Salakyan Festival

Salakayan, coined from a Hiligaynon term “salakay” or “ to attack,” is a street dance-drama that merges arts, lore and customs of the town.

Culture & Heritage | Food & Drink | Historical | Music | Performing Arts


The annual celebration of Salakayan Festival is an opportunity for the people of Miagao to pay tribute to their cultural roots. Taken from the Hiligaynon word “Salakay” or “to attack,” the festival is marked by the locals ready to defend their land from the attacks of Muslim pirates. This dance-drama presentation depicts the battle waged by the local defenders against the piratical activities and slave-hunting expeditions of the Muslims pirates or Moros—name-calling of Spanish authorities of the Islamic people of Mindanao.

Moros take the able bodied and were brought to the slavers’ lairs to join the other captives from other settlements awaiting the long journey south. Those who attempt to flee were either clubbed or killed if they resisted vigorously. Among the able-bodied captives, women and children were preferred because they commanded a higher price in the market in Sulu, Makassar and Java. Once taken into custody, the slaves were then stripped naked and are fastened by a rattan collar around their necks. The captives were then forced to row the vessels. Slaves were sold to work heavily in the fields or negotiated to merchants for other Asian markets. Others were used as household retainers or as rowers of pirate vessels. Slaves who proved their loyalty and converted themselves to Islam were raised in status and often becoming raiders themselves.

The presentation ends with the victorious battle that took place in May 7, 1754. Along with the tribal dance competition is the special procession of the Higantes or towering figures that commonly depict archetypes of the town, such as historical figures of local relevance.

Coastal settlements in the islands of Panay became the objects of frequent Moro raids. Many towns in the north and south of Iloilo became easy targets and Miagao was not spared from these raids that resulted to the burning of the original structure of St. Thomas of Villanova church situated at that time in Sitio Ubos.

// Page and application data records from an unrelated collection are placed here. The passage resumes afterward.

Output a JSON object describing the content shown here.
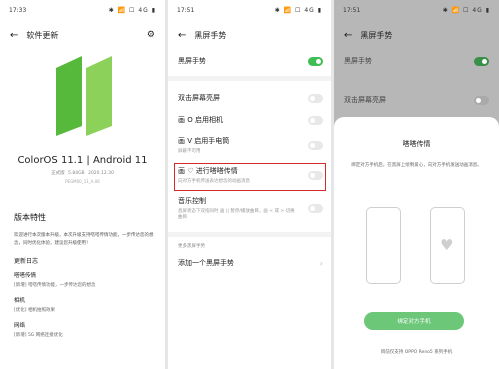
{
  "panel1": {
    "status": {
      "time": "17:33",
      "icons": "✱ 📶 ☐ 4G ▮"
    },
    "title": "软件更新",
    "os_version": "ColorOS 11.1 | Android 11",
    "meta": "正式版  5.84GB  2020.12.30",
    "build": "PEGM00_11_A.06",
    "features_heading": "版本特性",
    "intro": "欢迎进行本次版本升级，本次升级支持嗒嗒传情功能，一步传达您的想念，同时优化体验，建议您升级使用！",
    "sub_heading": "更新日志",
    "items": [
      {
        "title": "嗒嗒传情",
        "desc": "[新增] 嗒嗒传情功能，一步传达您的想念"
      },
      {
        "title": "相机",
        "desc": "[优化] 相机拍照效果"
      },
      {
        "title": "网络",
        "desc": "[新增] 5G 网络连接优化"
      }
    ]
  },
  "panel2": {
    "status": {
      "time": "17:51",
      "icons": "✱ 📶 ☐ 4G ▮"
    },
    "title": "黑屏手势",
    "rows": [
      {
        "label": "黑屏手势",
        "sub": ""
      },
      {
        "label": "双击屏幕亮屏",
        "sub": ""
      },
      {
        "label": "画 O 启用相机",
        "sub": ""
      },
      {
        "label": "画 V 启用手电筒",
        "sub": "屏蔽不可用"
      },
      {
        "label": "画 ♡ 进行嗒嗒传情",
        "sub": "向对方手机传送表达想念的动画消息"
      },
      {
        "label": "音乐控制",
        "sub": "息屏状态下双指同时 画 || 暂停/播放曲目，画 < 或 > 切换曲目"
      }
    ],
    "section_label": "更多黑屏手势",
    "add_label": "添加一个黑屏手势"
  },
  "panel3": {
    "status": {
      "time": "17:51",
      "icons": "✱ 📶 ☐ 4G ▮"
    },
    "title": "黑屏手势",
    "rows": [
      {
        "label": "黑屏手势"
      },
      {
        "label": "双击屏幕亮屏"
      }
    ],
    "sheet_title": "嗒嗒传情",
    "sheet_desc": "绑定对方手机后，在黑屏上绘制爱心，向对方手机发送动画消息。",
    "bind_button": "绑定对方手机",
    "support_text": "目前仅支持 OPPO Reno5 系列手机"
  },
  "colors": {
    "toggle_on": "#3fbe55",
    "highlight": "#d62a2a",
    "logo_green": "#57b93b",
    "button_green": "#6cc779"
  }
}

The history of the Salakayan Festival began with modest gatherings in the streets around the town center. And throughout the week-long celebration, series of special events to mark Salakayan became potent festival symbols.